Arvydas Sekmokas, a former Lithuanian energy minister and now an independent energy analyst, agrees that maximising LNG quantities in the country’s LNG terminal and in the Latvian gas storage facility are key.
The analysts say that Lithuania, and the entire Baltics, are in a better situation (in terms of energy supply) than some other EU member states – due to the availability of the Klaipeda LNG terminal, the gas storage facility in Latvia’s Incukalns and the access to GIPL, an international gas pipeline connecting Lithuania and Poland since January 2020. Besides, the first gas pipeline between Finland and Estonia, the Balticconnector, entered into commercial use at the start of 2020.
Yet, last year, Gazprom’s pipeline from Russia still accounted for around 40% of Lithuania’s supply mix last year, which is still too high to sail smoothly through an emergency like a full halt of Gazprom gas imports.
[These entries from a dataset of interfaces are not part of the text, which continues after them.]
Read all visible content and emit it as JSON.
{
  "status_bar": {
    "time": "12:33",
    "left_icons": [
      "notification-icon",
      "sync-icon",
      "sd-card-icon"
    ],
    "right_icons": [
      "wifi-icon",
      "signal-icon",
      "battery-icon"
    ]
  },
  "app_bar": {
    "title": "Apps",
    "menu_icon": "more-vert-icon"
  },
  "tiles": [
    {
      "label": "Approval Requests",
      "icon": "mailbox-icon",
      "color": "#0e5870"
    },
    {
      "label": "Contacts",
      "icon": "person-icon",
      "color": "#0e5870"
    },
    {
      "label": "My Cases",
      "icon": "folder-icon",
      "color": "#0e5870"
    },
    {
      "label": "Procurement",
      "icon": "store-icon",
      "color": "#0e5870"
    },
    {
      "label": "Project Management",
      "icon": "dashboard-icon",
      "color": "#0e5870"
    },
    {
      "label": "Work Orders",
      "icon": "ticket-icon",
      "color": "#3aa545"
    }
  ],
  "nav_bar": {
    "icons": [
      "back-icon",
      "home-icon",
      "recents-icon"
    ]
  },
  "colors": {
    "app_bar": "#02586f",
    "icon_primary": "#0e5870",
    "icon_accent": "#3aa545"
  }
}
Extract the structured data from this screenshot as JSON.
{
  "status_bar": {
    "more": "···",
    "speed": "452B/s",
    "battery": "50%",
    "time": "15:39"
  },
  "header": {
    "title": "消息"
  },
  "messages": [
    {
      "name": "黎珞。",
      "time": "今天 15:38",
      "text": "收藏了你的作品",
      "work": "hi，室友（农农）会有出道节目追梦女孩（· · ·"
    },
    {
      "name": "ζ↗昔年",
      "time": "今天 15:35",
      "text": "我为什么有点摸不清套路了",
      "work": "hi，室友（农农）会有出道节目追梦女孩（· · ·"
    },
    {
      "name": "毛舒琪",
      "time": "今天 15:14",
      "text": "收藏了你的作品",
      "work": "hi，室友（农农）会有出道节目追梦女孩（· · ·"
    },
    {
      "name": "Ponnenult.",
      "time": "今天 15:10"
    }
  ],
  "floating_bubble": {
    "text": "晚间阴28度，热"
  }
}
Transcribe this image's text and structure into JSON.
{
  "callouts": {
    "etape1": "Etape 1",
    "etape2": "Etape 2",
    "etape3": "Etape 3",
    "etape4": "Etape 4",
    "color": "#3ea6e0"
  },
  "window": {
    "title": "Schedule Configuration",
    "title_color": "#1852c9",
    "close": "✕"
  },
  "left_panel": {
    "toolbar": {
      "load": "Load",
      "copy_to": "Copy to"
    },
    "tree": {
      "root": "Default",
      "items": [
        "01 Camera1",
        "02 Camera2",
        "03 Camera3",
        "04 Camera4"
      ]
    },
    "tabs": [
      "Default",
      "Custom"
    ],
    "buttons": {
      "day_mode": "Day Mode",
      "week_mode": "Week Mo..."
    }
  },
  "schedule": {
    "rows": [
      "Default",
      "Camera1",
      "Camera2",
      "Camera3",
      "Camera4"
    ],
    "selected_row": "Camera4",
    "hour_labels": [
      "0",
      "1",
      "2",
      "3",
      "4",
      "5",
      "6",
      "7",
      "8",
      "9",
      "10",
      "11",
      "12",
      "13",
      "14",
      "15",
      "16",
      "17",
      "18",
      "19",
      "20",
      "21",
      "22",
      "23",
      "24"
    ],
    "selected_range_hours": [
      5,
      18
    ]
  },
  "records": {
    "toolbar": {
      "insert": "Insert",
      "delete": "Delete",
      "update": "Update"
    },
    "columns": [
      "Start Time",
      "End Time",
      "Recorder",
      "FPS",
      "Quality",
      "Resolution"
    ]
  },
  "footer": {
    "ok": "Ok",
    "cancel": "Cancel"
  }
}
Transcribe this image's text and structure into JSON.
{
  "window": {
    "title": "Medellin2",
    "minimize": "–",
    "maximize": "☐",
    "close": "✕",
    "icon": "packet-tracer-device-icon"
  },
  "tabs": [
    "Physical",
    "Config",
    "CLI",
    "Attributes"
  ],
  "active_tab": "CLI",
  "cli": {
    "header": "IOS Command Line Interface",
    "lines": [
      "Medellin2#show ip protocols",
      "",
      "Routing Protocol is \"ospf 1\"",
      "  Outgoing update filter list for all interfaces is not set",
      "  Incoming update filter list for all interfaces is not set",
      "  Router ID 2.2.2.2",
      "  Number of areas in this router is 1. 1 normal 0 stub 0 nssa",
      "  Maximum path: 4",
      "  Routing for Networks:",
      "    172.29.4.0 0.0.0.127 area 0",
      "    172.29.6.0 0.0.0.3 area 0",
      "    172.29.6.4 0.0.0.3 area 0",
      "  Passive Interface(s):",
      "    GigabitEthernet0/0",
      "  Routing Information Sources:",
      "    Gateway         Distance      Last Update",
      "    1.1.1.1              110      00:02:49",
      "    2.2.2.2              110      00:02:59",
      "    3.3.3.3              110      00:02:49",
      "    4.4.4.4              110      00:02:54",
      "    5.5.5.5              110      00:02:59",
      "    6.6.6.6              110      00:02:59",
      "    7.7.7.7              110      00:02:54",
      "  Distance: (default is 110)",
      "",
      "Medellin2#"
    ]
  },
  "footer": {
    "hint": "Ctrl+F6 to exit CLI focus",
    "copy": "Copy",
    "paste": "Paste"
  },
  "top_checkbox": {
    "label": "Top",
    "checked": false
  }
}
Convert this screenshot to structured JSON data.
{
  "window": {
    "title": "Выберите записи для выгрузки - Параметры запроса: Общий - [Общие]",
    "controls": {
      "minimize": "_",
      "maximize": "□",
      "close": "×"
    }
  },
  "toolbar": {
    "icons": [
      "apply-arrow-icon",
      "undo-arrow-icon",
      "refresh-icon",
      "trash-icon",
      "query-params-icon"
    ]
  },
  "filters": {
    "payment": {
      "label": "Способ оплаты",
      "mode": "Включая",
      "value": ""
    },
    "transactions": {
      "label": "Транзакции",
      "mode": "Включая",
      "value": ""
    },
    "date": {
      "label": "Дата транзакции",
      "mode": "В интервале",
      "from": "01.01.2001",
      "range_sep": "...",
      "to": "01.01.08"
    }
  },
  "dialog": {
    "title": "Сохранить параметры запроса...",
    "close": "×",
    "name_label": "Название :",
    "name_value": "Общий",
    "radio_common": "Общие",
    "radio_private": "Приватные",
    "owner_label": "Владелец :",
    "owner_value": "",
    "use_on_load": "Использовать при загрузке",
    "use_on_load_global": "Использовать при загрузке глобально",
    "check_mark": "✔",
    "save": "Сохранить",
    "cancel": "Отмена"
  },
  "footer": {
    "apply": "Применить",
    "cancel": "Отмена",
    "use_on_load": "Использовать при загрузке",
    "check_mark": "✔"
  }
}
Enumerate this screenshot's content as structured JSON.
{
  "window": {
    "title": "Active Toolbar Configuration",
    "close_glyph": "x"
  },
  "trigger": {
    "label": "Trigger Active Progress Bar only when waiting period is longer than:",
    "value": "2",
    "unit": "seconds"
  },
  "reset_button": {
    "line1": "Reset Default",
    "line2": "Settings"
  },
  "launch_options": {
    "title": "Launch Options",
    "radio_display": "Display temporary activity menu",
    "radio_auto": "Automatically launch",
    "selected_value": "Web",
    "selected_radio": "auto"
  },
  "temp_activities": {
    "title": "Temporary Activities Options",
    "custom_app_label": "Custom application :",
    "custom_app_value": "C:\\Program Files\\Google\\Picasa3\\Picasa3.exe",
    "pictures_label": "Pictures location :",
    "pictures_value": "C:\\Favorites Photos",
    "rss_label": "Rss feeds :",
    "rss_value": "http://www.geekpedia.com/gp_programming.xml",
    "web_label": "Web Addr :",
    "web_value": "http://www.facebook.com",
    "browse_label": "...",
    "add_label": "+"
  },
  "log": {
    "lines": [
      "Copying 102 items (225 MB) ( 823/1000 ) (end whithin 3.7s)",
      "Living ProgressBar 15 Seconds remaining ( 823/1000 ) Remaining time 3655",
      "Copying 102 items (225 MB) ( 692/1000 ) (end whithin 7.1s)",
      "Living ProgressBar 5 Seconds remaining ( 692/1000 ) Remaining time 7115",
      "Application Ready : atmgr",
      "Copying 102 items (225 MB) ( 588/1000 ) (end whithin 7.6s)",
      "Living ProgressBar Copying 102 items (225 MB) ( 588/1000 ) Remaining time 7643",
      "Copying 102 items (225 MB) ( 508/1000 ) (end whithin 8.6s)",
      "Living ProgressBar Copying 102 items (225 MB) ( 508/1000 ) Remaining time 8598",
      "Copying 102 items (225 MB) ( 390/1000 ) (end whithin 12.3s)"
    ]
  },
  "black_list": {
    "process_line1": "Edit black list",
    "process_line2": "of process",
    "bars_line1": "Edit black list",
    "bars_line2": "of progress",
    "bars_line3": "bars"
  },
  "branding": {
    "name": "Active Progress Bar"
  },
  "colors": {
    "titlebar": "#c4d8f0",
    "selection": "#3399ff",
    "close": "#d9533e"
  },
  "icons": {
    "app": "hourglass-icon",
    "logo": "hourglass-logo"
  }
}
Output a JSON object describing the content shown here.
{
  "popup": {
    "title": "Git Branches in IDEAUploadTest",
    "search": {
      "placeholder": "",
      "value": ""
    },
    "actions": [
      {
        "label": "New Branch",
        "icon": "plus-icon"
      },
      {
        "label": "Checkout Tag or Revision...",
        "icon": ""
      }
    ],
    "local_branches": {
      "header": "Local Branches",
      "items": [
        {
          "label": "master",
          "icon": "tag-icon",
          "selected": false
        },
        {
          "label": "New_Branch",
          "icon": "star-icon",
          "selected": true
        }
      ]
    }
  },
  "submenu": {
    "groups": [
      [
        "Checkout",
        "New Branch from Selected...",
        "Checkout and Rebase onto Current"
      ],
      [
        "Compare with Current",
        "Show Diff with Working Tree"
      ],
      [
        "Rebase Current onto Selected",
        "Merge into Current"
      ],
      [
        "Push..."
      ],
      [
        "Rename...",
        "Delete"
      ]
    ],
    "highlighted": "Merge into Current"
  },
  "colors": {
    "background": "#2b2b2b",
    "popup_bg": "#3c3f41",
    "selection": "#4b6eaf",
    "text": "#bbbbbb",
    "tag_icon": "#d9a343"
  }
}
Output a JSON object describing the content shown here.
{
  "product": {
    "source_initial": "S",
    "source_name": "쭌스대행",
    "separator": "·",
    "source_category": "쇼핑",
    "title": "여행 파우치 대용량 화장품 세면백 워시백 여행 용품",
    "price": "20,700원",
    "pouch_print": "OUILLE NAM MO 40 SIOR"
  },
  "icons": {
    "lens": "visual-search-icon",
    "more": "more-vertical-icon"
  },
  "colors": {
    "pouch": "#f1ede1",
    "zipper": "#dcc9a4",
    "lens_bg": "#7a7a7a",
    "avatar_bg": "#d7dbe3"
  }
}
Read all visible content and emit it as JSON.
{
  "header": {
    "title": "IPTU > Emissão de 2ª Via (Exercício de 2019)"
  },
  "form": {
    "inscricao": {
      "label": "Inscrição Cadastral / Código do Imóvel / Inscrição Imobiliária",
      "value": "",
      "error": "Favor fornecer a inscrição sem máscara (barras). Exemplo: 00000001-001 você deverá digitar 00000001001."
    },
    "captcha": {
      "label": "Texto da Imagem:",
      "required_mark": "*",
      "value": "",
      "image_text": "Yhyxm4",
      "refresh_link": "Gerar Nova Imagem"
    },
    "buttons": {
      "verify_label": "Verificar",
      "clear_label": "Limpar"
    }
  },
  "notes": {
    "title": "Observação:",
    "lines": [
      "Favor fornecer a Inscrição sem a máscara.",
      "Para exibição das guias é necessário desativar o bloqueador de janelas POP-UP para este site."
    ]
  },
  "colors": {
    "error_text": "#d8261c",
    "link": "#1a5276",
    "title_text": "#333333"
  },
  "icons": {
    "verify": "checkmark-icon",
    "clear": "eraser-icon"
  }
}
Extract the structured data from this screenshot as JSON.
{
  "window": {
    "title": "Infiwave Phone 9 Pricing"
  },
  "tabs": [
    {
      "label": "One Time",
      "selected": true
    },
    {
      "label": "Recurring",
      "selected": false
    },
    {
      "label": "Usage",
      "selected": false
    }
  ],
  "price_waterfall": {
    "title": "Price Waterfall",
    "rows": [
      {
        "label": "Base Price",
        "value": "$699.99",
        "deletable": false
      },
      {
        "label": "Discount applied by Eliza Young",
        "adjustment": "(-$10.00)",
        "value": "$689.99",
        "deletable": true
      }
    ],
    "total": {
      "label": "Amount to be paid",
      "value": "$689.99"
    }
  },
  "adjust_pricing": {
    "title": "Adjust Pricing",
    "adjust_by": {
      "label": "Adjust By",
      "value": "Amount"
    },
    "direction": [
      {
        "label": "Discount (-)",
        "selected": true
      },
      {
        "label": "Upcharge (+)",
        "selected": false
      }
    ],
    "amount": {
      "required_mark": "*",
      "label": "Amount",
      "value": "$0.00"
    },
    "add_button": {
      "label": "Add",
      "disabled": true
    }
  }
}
Latvia and Estonia remain even more dependent, at 93% and 79% of gas consumption respectively.
Reporting by Robert Anderson in Prague, Richard Lockhart in Edinburgh, Wojciech Kosc in Warsaw, Linas Jegelevicius in Vilnius and other bne IntelliNews correspondents.
There are three main pipeline routes to export Russian gas to Northern Europe: the Nord Stream 1 pipeline under the Baltic Sea to Germany, Yamal-Europe via Belarus to Poland, and the Brotherhood pipeline via Ukraine to Slovakia. In 2021, Nord Stream carried 58.1 bcm; Yamal-Europe 26.5 bcm, and 37.5 bcm came via Ukraine. To the South, 12.1 bcm was carried via the TurkStream pipeline via Turkey to Bulgaria.